EXERCISE: What is needed is an exact copy of all the lines below.

(Page and application data records)
────────
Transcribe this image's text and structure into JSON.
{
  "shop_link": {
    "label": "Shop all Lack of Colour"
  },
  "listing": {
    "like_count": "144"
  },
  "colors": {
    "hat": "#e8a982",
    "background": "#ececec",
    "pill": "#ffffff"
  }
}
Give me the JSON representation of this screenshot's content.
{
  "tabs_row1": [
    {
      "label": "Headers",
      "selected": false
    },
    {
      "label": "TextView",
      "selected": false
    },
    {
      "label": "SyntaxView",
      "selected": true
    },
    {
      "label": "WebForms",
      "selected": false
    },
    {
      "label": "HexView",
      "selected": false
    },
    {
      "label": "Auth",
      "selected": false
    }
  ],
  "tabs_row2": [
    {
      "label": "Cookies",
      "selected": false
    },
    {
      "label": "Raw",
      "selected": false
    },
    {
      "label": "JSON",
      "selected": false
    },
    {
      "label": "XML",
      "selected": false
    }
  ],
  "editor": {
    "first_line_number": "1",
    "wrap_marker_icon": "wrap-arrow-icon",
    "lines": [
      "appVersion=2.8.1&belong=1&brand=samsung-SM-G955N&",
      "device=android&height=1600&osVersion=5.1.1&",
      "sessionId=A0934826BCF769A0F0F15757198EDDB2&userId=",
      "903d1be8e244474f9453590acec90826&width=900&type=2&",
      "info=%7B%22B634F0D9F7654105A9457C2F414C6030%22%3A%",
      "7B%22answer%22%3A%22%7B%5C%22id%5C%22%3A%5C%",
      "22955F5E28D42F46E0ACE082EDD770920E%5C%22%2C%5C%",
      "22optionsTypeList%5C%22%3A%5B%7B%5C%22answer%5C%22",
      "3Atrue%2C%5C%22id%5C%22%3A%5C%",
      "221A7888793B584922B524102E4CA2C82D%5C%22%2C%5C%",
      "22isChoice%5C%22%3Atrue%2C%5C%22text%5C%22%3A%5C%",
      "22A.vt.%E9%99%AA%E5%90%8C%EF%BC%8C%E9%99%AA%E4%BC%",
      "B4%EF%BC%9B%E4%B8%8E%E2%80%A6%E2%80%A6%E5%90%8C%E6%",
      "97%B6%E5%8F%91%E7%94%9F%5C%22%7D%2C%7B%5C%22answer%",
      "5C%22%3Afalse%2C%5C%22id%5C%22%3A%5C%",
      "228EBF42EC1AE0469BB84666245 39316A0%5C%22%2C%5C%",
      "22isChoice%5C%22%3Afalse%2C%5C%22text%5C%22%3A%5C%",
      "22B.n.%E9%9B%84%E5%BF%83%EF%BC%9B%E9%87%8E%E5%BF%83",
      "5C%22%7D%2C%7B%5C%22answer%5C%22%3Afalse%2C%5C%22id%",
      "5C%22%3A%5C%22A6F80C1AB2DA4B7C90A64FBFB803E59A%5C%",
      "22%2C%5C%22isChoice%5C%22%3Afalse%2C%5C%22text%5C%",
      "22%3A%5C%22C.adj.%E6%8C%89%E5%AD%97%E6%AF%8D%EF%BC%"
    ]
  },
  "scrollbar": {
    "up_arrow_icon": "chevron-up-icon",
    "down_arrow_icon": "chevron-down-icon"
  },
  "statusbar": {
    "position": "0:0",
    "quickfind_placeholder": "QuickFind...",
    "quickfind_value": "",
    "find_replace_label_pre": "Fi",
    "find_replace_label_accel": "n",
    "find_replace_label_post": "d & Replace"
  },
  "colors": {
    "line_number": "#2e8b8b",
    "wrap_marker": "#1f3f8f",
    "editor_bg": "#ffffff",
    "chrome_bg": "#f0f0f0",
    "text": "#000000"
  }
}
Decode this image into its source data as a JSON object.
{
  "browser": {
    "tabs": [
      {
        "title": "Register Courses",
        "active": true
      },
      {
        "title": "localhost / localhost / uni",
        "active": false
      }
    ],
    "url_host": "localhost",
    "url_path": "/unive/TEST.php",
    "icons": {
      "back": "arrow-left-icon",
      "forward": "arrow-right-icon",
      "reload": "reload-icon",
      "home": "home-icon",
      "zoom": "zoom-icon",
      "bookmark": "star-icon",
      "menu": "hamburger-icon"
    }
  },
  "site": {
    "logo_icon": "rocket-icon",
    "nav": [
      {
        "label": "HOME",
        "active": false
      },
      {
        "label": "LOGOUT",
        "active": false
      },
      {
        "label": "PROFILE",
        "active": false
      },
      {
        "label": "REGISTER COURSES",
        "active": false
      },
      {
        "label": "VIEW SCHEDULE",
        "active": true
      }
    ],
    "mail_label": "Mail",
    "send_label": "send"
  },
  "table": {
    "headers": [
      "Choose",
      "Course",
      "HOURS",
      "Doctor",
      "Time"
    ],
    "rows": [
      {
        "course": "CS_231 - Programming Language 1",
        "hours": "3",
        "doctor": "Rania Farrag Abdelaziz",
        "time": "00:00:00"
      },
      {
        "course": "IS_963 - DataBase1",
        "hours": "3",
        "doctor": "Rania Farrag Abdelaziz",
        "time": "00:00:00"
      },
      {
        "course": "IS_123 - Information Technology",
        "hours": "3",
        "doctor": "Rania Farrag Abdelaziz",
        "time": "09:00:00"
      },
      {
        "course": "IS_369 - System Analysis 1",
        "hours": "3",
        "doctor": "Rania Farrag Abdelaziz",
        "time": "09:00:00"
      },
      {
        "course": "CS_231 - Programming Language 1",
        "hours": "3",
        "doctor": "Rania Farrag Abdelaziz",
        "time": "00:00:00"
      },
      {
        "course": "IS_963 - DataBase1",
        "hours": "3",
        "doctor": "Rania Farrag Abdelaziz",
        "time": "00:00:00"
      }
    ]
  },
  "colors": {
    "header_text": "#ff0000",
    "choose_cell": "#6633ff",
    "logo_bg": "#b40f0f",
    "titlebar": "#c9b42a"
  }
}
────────
OUTPUT:
Transcribe this image's text and structure into JSON.
{
  "shop_link": {
    "label": "Shop all Lack of Colour"
  },
  "listing": {
    "like_count": "144"
  },
  "colors": {
    "hat": "#e8a982",
    "background": "#ececec",
    "pill": "#ffffff"
  }
}
Give me the JSON representation of this screenshot's content.
{
  "tabs_row1": [
    {
      "label": "Headers",
      "selected": false
    },
    {
      "label": "TextView",
      "selected": false
    },
    {
      "label": "SyntaxView",
      "selected": true
    },
    {
      "label": "WebForms",
      "selected": false
    },
    {
      "label": "HexView",
      "selected": false
    },
    {
      "label": "Auth",
      "selected": false
    }
  ],
  "tabs_row2": [
    {
      "label": "Cookies",
      "selected": false
    },
    {
      "label": "Raw",
      "selected": false
    },
    {
      "label": "JSON",
      "selected": false
    },
    {
      "label": "XML",
      "selected": false
    }
  ],
  "editor": {
    "first_line_number": "1",
    "wrap_marker_icon": "wrap-arrow-icon",
    "lines": [
      "appVersion=2.8.1&belong=1&brand=samsung-SM-G955N&",
      "device=android&height=1600&osVersion=5.1.1&",
      "sessionId=A0934826BCF769A0F0F15757198EDDB2&userId=",
      "903d1be8e244474f9453590acec90826&width=900&type=2&",
      "info=%7B%22B634F0D9F7654105A9457C2F414C6030%22%3A%",
      "7B%22answer%22%3A%22%7B%5C%22id%5C%22%3A%5C%",
      "22955F5E28D42F46E0ACE082EDD770920E%5C%22%2C%5C%",
      "22optionsTypeList%5C%22%3A%5B%7B%5C%22answer%5C%22",
      "3Atrue%2C%5C%22id%5C%22%3A%5C%",
      "221A7888793B584922B524102E4CA2C82D%5C%22%2C%5C%",
      "22isChoice%5C%22%3Atrue%2C%5C%22text%5C%22%3A%5C%",
      "22A.vt.%E9%99%AA%E5%90%8C%EF%BC%8C%E9%99%AA%E4%BC%",
      "B4%EF%BC%9B%E4%B8%8E%E2%80%A6%E2%80%A6%E5%90%8C%E6%",
      "97%B6%E5%8F%91%E7%94%9F%5C%22%7D%2C%7B%5C%22answer%",
      "5C%22%3Afalse%2C%5C%22id%5C%22%3A%5C%",
      "228EBF42EC1AE0469BB84666245 39316A0%5C%22%2C%5C%",
      "22isChoice%5C%22%3Afalse%2C%5C%22text%5C%22%3A%5C%",
      "22B.n.%E9%9B%84%E5%BF%83%EF%BC%9B%E9%87%8E%E5%BF%83",
      "5C%22%7D%2C%7B%5C%22answer%5C%22%3Afalse%2C%5C%22id%",
      "5C%22%3A%5C%22A6F80C1AB2DA4B7C90A64FBFB803E59A%5C%",
      "22%2C%5C%22isChoice%5C%22%3Afalse%2C%5C%22text%5C%",
      "22%3A%5C%22C.adj.%E6%8C%89%E5%AD%97%E6%AF%8D%EF%BC%"
    ]
  },
  "scrollbar": {
    "up_arrow_icon": "chevron-up-icon",
    "down_arrow_icon": "chevron-down-icon"
  },
  "statusbar": {
    "position": "0:0",
    "quickfind_placeholder": "QuickFind...",
    "quickfind_value": "",
    "find_replace_label_pre": "Fi",
    "find_replace_label_accel": "n",
    "find_replace_label_post": "d & Replace"
  },
  "colors": {
    "line_number": "#2e8b8b",
    "wrap_marker": "#1f3f8f",
    "editor_bg": "#ffffff",
    "chrome_bg": "#f0f0f0",
    "text": "#000000"
  }
}
Decode this image into its source data as a JSON object.
{
  "browser": {
    "tabs": [
      {
        "title": "Register Courses",
        "active": true
      },
      {
        "title": "localhost / localhost / uni",
        "active": false
      }
    ],
    "url_host": "localhost",
    "url_path": "/unive/TEST.php",
    "icons": {
      "back": "arrow-left-icon",
      "forward": "arrow-right-icon",
      "reload": "reload-icon",
      "home": "home-icon",
      "zoom": "zoom-icon",
      "bookmark": "star-icon",
      "menu": "hamburger-icon"
    }
  },
  "site": {
    "logo_icon": "rocket-icon",
    "nav": [
      {
        "label": "HOME",
        "active": false
      },
      {
        "label": "LOGOUT",
        "active": false
      },
      {
        "label": "PROFILE",
        "active": false
      },
      {
        "label": "REGISTER COURSES",
        "active": false
      },
      {
        "label": "VIEW SCHEDULE",
        "active": true
      }
    ],
    "mail_label": "Mail",
    "send_label": "send"
  },
  "table": {
    "headers": [
      "Choose",
      "Course",
      "HOURS",
      "Doctor",
      "Time"
    ],
    "rows": [
      {
        "course": "CS_231 - Programming Language 1",
        "hours": "3",
        "doctor": "Rania Farrag Abdelaziz",
        "time": "00:00:00"
      },
      {
        "course": "IS_963 - DataBase1",
        "hours": "3",
        "doctor": "Rania Farrag Abdelaziz",
        "time": "00:00:00"
      },
      {
        "course": "IS_123 - Information Technology",
        "hours": "3",
        "doctor": "Rania Farrag Abdelaziz",
        "time": "09:00:00"
      },
      {
        "course": "IS_369 - System Analysis 1",
        "hours": "3",
        "doctor": "Rania Farrag Abdelaziz",
        "time": "09:00:00"
      },
      {
        "course": "CS_231 - Programming Language 1",
        "hours": "3",
        "doctor": "Rania Farrag Abdelaziz",
        "time": "00:00:00"
      },
      {
        "course": "IS_963 - DataBase1",
        "hours": "3",
        "doctor": "Rania Farrag Abdelaziz",
        "time": "00:00:00"
      }
    ]
  },
  "colors": {
    "header_text": "#ff0000",
    "choose_cell": "#6633ff",
    "logo_bg": "#b40f0f",
    "titlebar": "#c9b42a"
  }
}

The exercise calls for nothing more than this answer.